INSTRUCTIONS FOR THE TASK — An exact reproduction of every record is required.

PROVIDED MATERIAL —
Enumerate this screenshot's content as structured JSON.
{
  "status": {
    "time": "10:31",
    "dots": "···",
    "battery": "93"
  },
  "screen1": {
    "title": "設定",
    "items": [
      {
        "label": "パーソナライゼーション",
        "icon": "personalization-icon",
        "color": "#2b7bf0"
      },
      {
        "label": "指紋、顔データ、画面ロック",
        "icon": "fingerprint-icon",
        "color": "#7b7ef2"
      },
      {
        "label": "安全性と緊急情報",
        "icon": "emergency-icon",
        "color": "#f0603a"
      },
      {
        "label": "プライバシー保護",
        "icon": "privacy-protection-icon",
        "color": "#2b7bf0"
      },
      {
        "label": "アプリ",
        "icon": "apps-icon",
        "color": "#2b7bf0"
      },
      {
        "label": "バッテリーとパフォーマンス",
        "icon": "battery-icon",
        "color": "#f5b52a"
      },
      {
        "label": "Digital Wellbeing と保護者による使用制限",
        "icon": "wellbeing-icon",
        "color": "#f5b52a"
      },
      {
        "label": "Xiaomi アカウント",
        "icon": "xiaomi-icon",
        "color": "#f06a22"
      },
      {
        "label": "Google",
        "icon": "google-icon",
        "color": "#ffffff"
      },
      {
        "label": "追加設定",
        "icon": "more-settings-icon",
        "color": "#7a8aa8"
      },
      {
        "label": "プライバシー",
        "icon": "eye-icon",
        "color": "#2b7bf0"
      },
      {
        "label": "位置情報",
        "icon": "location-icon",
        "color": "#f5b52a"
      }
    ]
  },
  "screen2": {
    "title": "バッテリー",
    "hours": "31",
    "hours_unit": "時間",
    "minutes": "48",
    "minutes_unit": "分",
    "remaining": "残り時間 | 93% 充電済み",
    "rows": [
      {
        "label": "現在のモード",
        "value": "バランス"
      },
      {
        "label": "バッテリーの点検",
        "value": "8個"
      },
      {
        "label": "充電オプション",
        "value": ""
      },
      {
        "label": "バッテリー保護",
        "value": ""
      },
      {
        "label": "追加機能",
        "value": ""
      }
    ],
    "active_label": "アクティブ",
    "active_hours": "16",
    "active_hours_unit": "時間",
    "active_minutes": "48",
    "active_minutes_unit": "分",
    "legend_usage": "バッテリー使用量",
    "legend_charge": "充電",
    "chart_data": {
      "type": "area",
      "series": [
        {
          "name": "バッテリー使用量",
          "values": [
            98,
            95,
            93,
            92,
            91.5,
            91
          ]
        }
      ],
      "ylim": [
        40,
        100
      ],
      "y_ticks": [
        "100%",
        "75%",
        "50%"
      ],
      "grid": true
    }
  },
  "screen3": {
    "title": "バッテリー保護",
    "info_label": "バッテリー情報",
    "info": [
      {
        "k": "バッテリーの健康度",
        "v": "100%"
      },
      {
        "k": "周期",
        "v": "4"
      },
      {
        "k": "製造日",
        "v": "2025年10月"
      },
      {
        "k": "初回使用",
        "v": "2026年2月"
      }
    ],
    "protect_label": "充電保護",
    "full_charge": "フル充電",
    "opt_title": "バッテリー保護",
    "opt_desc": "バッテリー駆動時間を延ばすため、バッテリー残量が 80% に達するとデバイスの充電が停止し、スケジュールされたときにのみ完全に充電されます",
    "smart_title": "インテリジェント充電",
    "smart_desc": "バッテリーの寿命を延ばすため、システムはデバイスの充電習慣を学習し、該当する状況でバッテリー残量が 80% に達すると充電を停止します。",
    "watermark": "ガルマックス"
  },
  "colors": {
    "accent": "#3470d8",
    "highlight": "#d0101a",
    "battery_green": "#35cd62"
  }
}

SOLUTION TO THE PROBLEM —
Enumerate this screenshot's content as structured JSON.
{
  "status": {
    "time": "10:31",
    "dots": "···",
    "battery": "93"
  },
  "screen1": {
    "title": "設定",
    "items": [
      {
        "label": "パーソナライゼーション",
        "icon": "personalization-icon",
        "color": "#2b7bf0"
      },
      {
        "label": "指紋、顔データ、画面ロック",
        "icon": "fingerprint-icon",
        "color": "#7b7ef2"
      },
      {
        "label": "安全性と緊急情報",
        "icon": "emergency-icon",
        "color": "#f0603a"
      },
      {
        "label": "プライバシー保護",
        "icon": "privacy-protection-icon",
        "color": "#2b7bf0"
      },
      {
        "label": "アプリ",
        "icon": "apps-icon",
        "color": "#2b7bf0"
      },
      {
        "label": "バッテリーとパフォーマンス",
        "icon": "battery-icon",
        "color": "#f5b52a"
      },
      {
        "label": "Digital Wellbeing と保護者による使用制限",
        "icon": "wellbeing-icon",
        "color": "#f5b52a"
      },
      {
        "label": "Xiaomi アカウント",
        "icon": "xiaomi-icon",
        "color": "#f06a22"
      },
      {
        "label": "Google",
        "icon": "google-icon",
        "color": "#ffffff"
      },
      {
        "label": "追加設定",
        "icon": "more-settings-icon",
        "color": "#7a8aa8"
      },
      {
        "label": "プライバシー",
        "icon": "eye-icon",
        "color": "#2b7bf0"
      },
      {
        "label": "位置情報",
        "icon": "location-icon",
        "color": "#f5b52a"
      }
    ]
  },
  "screen2": {
    "title": "バッテリー",
    "hours": "31",
    "hours_unit": "時間",
    "minutes": "48",
    "minutes_unit": "分",
    "remaining": "残り時間 | 93% 充電済み",
    "rows": [
      {
        "label": "現在のモード",
        "value": "バランス"
      },
      {
        "label": "バッテリーの点検",
        "value": "8個"
      },
      {
        "label": "充電オプション",
        "value": ""
      },
      {
        "label": "バッテリー保護",
        "value": ""
      },
      {
        "label": "追加機能",
        "value": ""
      }
    ],
    "active_label": "アクティブ",
    "active_hours": "16",
    "active_hours_unit": "時間",
    "active_minutes": "48",
    "active_minutes_unit": "分",
    "legend_usage": "バッテリー使用量",
    "legend_charge": "充電",
    "chart_data": {
      "type": "area",
      "series": [
        {
          "name": "バッテリー使用量",
          "values": [
            98,
            95,
            93,
            92,
            91.5,
            91
          ]
        }
      ],
      "ylim": [
        40,
        100
      ],
      "y_ticks": [
        "100%",
        "75%",
        "50%"
      ],
      "grid": true
    }
  },
  "screen3": {
    "title": "バッテリー保護",
    "info_label": "バッテリー情報",
    "info": [
      {
        "k": "バッテリーの健康度",
        "v": "100%"
      },
      {
        "k": "周期",
        "v": "4"
      },
      {
        "k": "製造日",
        "v": "2025年10月"
      },
      {
        "k": "初回使用",
        "v": "2026年2月"
      }
    ],
    "protect_label": "充電保護",
    "full_charge": "フル充電",
    "opt_title": "バッテリー保護",
    "opt_desc": "バッテリー駆動時間を延ばすため、バッテリー残量が 80% に達するとデバイスの充電が停止し、スケジュールされたときにのみ完全に充電されます",
    "smart_title": "インテリジェント充電",
    "smart_desc": "バッテリーの寿命を延ばすため、システムはデバイスの充電習慣を学習し、該当する状況でバッテリー残量が 80% に達すると充電を停止します。",
    "watermark": "ガルマックス"
  },
  "colors": {
    "accent": "#3470d8",
    "highlight": "#d0101a",
    "battery_green": "#35cd62"
  }
}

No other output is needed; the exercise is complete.